The genocide of Cambodia started on the year of 1975 and ended on 1979. This is considered the Khmer Pogue period, where Pol Pot , Nuon Chea, Ieng Sary, Son Sen, Khieu Samphan and the Khmer Rouge Communist party took over
All over the world, there are huge battles, wars, and genocide. Many people lose their families and everything they have. They are forced to be a slave, and to do things they do not want to do. It is possible that people who have been exposed to all this circumstances tell the world their experience, and how to heal their wounds. According to the articles, “Killing Fields Survivor Documents Cambodian Genocide” by Jennifer Hyde and “Why the Arts Are as Important as Hospitals in Cambodia” by Emely Wight, they both talk about a person who has been through a huge trauma such a genocide. Individuals and societies who suffered a trauma such a genocide can heal by looking for justice and music.
Genocides are defined as a large group of killings often of a specific ethnic group or nation. Genocides targeting specific groups happen all over the world. Sometimes they are well known, while in other cases they are hidden and not published as much. Unlike the Holocaust, The Khmer Rouge Regime caused a smaller scale genocide in the heart of Cambodia. Beginning in the late 1960s the Khmer Rouge Regime came into power. Their leader Pol Pot committed atrocities, killing a little over two million innocent people. Pol Pot believed that this new society was becoming evil. He decided to bring the city of Phnom Penh back to the middle ages with communal farming. He murdered every “intellectual” of the country. He killed anyone who had any education, or even worse, glasses. He isolated the city and everybody in it. There are many stories coming from the victim's point of view and how they felt as 2.2 million of their own were killed. There are also reasons of why the Cambodian government's committed this atrocity. Finally, there are the views from America and its feelings towards watching the genocide go down from outside the country. Looking through all of these different lenses of this genocide help get a big picture of how and why something so horrific could have happened.
Long time ago, there was one couple who lived in a small village in Cambodia. They married with each other since they both were both 24 years old. A year after married, they decided to run a small business in order to support their life and everyday expansion. Unfortunately, the business did not go very well and they did not have any children. When they turned to 65 years, they promised each other if anyone die first, the one who still survive has to put the coin into the death person’s mouth. 5 years later, the husband has passed away.

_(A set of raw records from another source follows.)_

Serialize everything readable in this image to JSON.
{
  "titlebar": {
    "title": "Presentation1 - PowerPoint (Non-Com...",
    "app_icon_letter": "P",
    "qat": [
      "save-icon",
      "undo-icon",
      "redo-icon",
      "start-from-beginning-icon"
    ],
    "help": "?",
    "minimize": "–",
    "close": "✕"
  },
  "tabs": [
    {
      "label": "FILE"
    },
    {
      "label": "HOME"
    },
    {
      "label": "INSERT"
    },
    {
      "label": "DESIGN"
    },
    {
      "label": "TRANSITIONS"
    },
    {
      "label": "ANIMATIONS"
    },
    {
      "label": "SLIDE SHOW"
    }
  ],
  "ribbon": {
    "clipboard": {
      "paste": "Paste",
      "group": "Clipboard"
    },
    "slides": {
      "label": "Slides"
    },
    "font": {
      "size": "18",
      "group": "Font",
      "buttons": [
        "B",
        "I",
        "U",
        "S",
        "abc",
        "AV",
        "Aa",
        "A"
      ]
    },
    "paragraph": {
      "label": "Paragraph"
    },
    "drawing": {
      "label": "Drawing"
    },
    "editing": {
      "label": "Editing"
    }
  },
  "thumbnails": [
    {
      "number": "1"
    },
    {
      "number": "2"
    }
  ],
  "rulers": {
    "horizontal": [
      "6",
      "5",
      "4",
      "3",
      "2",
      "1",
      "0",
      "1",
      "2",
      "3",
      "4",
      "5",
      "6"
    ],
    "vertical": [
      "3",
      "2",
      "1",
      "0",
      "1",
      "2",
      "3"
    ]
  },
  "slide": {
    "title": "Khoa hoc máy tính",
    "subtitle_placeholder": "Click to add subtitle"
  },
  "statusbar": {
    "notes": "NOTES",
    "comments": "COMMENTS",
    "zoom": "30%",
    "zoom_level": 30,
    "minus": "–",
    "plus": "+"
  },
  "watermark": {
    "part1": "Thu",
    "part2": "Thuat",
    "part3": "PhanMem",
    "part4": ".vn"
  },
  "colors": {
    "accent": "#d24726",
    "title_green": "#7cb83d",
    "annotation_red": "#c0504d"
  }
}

So his wife put the coin inside his mouth as they promised since 5 years ago.
The day that the survivors of the Cambodian Genocide will never forget, was the day that the Cambodian society took a turn for the worse. On April 17, 1975, Pol Pot and the Khmer Rouge went to Cambodia’s capital, Phnom Penh, took control and renamed it Democratic Kampuchea also known as DK. Pol Pot announced to all the citizens that he had to “purify” the Cambodian society. Although the Cambodian genocide did not kill as many people as other genocides such as the Holocaust it is still just as important. I think that the Cambodian Genocide is an awful thing that took place and I feel bad for all the victims of racism. I also think that the perpetrators in this situation are heartless because of the torture that they put the people Cambodian society through because those people were discriminated and did not deserve it. Just like other people who get discriminated by in other genocides.